◆ **Task details**: Write every entry out again, exactly as given.

Input data section start

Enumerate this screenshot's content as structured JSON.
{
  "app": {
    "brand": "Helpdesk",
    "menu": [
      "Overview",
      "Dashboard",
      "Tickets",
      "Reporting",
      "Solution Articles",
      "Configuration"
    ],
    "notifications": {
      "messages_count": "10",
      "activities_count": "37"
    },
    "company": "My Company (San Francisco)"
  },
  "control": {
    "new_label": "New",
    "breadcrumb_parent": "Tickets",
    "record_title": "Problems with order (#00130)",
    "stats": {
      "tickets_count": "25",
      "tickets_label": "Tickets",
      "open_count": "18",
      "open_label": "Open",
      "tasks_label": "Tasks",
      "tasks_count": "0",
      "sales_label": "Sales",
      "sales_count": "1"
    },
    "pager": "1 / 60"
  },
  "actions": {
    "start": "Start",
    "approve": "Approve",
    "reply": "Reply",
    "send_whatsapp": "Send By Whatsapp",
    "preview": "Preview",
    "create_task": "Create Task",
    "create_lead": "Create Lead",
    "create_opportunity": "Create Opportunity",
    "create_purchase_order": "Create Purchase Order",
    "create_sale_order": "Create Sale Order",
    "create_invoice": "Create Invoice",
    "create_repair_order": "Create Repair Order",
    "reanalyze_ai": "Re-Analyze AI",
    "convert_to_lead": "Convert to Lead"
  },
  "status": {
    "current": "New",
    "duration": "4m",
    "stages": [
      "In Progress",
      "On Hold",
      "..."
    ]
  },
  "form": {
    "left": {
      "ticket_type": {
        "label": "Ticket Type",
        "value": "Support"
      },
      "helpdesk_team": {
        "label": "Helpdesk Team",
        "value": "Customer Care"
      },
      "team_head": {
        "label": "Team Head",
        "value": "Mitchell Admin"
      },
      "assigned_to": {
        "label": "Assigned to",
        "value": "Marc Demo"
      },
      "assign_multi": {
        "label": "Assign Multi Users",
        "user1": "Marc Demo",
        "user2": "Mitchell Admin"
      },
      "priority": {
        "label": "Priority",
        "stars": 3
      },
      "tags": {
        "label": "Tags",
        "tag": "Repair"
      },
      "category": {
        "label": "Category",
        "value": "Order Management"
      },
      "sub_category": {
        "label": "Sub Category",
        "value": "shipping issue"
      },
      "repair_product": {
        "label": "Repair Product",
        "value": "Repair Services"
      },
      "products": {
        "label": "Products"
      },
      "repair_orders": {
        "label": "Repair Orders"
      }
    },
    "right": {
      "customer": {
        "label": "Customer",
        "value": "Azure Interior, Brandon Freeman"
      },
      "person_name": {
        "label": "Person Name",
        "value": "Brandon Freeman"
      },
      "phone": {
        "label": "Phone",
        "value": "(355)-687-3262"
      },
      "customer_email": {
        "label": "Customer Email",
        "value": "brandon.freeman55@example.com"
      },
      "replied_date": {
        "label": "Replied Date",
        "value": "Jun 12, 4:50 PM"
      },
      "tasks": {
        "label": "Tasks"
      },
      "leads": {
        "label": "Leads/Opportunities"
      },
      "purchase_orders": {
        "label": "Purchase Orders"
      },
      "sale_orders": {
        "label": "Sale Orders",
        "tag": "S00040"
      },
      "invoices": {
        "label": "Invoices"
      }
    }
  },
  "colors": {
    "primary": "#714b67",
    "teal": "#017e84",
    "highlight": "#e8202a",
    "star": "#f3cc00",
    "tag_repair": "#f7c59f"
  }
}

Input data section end

◆ **Output**:
Enumerate this screenshot's content as structured JSON.
{
  "app": {
    "brand": "Helpdesk",
    "menu": [
      "Overview",
      "Dashboard",
      "Tickets",
      "Reporting",
      "Solution Articles",
      "Configuration"
    ],
    "notifications": {
      "messages_count": "10",
      "activities_count": "37"
    },
    "company": "My Company (San Francisco)"
  },
  "control": {
    "new_label": "New",
    "breadcrumb_parent": "Tickets",
    "record_title": "Problems with order (#00130)",
    "stats": {
      "tickets_count": "25",
      "tickets_label": "Tickets",
      "open_count": "18",
      "open_label": "Open",
      "tasks_label": "Tasks",
      "tasks_count": "0",
      "sales_label": "Sales",
      "sales_count": "1"
    },
    "pager": "1 / 60"
  },
  "actions": {
    "start": "Start",
    "approve": "Approve",
    "reply": "Reply",
    "send_whatsapp": "Send By Whatsapp",
    "preview": "Preview",
    "create_task": "Create Task",
    "create_lead": "Create Lead",
    "create_opportunity": "Create Opportunity",
    "create_purchase_order": "Create Purchase Order",
    "create_sale_order": "Create Sale Order",
    "create_invoice": "Create Invoice",
    "create_repair_order": "Create Repair Order",
    "reanalyze_ai": "Re-Analyze AI",
    "convert_to_lead": "Convert to Lead"
  },
  "status": {
    "current": "New",
    "duration": "4m",
    "stages": [
      "In Progress",
      "On Hold",
      "..."
    ]
  },
  "form": {
    "left": {
      "ticket_type": {
        "label": "Ticket Type",
        "value": "Support"
      },
      "helpdesk_team": {
        "label": "Helpdesk Team",
        "value": "Customer Care"
      },
      "team_head": {
        "label": "Team Head",
        "value": "Mitchell Admin"
      },
      "assigned_to": {
        "label": "Assigned to",
        "value": "Marc Demo"
      },
      "assign_multi": {
        "label": "Assign Multi Users",
        "user1": "Marc Demo",
        "user2": "Mitchell Admin"
      },
      "priority": {
        "label": "Priority",
        "stars": 3
      },
      "tags": {
        "label": "Tags",
        "tag": "Repair"
      },
      "category": {
        "label": "Category",
        "value": "Order Management"
      },
      "sub_category": {
        "label": "Sub Category",
        "value": "shipping issue"
      },
      "repair_product": {
        "label": "Repair Product",
        "value": "Repair Services"
      },
      "products": {
        "label": "Products"
      },
      "repair_orders": {
        "label": "Repair Orders"
      }
    },
    "right": {
      "customer": {
        "label": "Customer",
        "value": "Azure Interior, Brandon Freeman"
      },
      "person_name": {
        "label": "Person Name",
        "value": "Brandon Freeman"
      },
      "phone": {
        "label": "Phone",
        "value": "(355)-687-3262"
      },
      "customer_email": {
        "label": "Customer Email",
        "value": "brandon.freeman55@example.com"
      },
      "replied_date": {
        "label": "Replied Date",
        "value": "Jun 12, 4:50 PM"
      },
      "tasks": {
        "label": "Tasks"
      },
      "leads": {
        "label": "Leads/Opportunities"
      },
      "purchase_orders": {
        "label": "Purchase Orders"
      },
      "sale_orders": {
        "label": "Sale Orders",
        "tag": "S00040"
      },
      "invoices": {
        "label": "Invoices"
      }
    }
  },
  "colors": {
    "primary": "#714b67",
    "teal": "#017e84",
    "highlight": "#e8202a",
    "star": "#f3cc00",
    "tag_repair": "#f7c59f"
  }
}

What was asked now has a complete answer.